Pitts told The Public Record, “: Although supposedly targeted at protests that stop work or destroy property, measures which countries are allowed to take temporarily under international law in order to maintain public order and ensure stability for economic and political development, the fact that the Egyptian Cabinet in the current circumstances would enact such criminalization provides further evidence of how ‘fragile and reversible’ (to borrow from the US’s repeated characterization of Afghanistan) the Egyptian gains remain.”

He added, “Clearly, such laws could be a mask for repressing even wholly peaceful, non-disruptive speech, and seem singularly inappropriate given the historic peaceful protests at the very foundation of the Egyptian renaissance. The law demonstrates both the continued fear of genuine reform within the Egyptian establishment, and incomplete commitment to the democratic rights sought by the protesters. Almost certainly inspired by the crackdowns and retained repressive power in countries like Bahrain, Yemen, Syria, Libya, and Saudi Arabia, this should and will be taken as yet another direct Mubarakist affront to the “Spirit of Tahrir Square” and resisted to the utmost by the Egyptian people.”

The new law has also drawn the ire of another US-based human rights advocate, Human Rights Watch (HRW). The group said the new law violates international law protections for free assembly and should be reversed immediately.

The cabinet’s claims that this law is an exceptional measure under the country’s emergency law, which is still in effect, is a reminder of the need to revoke the emergency law immediately, HRW said. An end to the state of emergency was one of the primary demands of the protesters who gathered in Tahrir Square.
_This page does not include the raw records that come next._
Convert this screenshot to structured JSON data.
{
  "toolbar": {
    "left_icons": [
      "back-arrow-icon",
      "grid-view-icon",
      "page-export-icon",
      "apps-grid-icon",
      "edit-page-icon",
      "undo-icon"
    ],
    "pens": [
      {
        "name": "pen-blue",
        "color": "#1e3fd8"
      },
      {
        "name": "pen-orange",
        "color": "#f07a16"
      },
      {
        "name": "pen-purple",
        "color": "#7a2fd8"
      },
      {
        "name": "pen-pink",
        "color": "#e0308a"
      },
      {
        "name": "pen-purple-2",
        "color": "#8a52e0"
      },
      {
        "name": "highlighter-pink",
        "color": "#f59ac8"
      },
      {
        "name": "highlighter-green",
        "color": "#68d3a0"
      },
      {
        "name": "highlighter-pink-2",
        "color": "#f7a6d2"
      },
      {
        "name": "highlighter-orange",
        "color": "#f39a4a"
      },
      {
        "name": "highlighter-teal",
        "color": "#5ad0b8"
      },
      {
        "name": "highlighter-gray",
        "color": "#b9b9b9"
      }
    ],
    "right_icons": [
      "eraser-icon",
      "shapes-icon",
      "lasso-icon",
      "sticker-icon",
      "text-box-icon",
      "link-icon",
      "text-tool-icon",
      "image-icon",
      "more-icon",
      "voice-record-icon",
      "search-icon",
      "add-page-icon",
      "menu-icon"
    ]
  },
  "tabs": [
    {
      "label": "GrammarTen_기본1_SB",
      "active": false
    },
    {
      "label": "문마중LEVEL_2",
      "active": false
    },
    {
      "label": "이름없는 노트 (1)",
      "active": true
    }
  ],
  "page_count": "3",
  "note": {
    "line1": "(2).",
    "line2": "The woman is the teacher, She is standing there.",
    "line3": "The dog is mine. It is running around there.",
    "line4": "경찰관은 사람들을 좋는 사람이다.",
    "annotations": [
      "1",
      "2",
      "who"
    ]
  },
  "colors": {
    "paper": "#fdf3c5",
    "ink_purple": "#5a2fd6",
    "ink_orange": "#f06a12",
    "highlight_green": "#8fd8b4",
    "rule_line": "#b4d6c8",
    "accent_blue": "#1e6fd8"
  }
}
“This virtually blanket ban on strikes and demonstrations is a betrayal of the demands of Tahrir protesters for a free Egypt, and a slap in the face of the families whose loved ones died protesting for freedom,” said Sarah Leah Whitson, HRW” Middle East and North Africa director.

“Any genuine transition toward democracy must be based on respect for the basic rights of the people, including their right to demonstrate,” she said.

HRW said the provisions to criminalize demonstrations that harm public order or public funds are of particular concern because of the sweeping arrests over the past few weeks of protesters accused of disrupting public order and destroying property. On February 25, March 6 and March 9, army and military police officers arrested peaceful demonstrators, detained them, in some cases tortured them, and brought them to trial before military courts that do not meet minimal due process standards.

The military apologized for the excessive use of force against protesters on February 25, but has not issued an apology for the abuses against demonstrators on other occasions, nor has it investigated the cases of torture associated with these arrests. At least 100 protesters remain detained after sentences by military tribunals under the new transitional government. The military has justified these practices based on its stated need to crack down on “thugs” who are disrupting public order.

In the published minutes of the March 24 cabinet meeting, the cabinet justified passing the law by saying that it was responding to a number of requests received “though legal channels.”

The minutes also say that the government was studying how best to “address demands with regards to wages and labor conditions,” referring to the ongoing strikes in various sectors of the economy over the past weeks. It went on to say that it “understood all of the demands by different sectors of society,” but that “the country was currently undergoing a critical period that required protecting its economy and security from manipulation in order to overcome the current crisis and to respond to the legitimate demands of different sectors of society.”

“Concerns about the economy or the security situation are no justification for repressive laws and no substitute for responsible policing and sound economic policies,” Whitson said. “Economic difficulties are no excuse for limiting people’s rights.”

Egypt has been under a state of emergency since 1981, which has allowed for the indefinite detention of thousands of people without charge or trial. In May 2010, then-President Hosni Mubarak renewed the state of emergency for another two years, despite having promised to end it in 2005.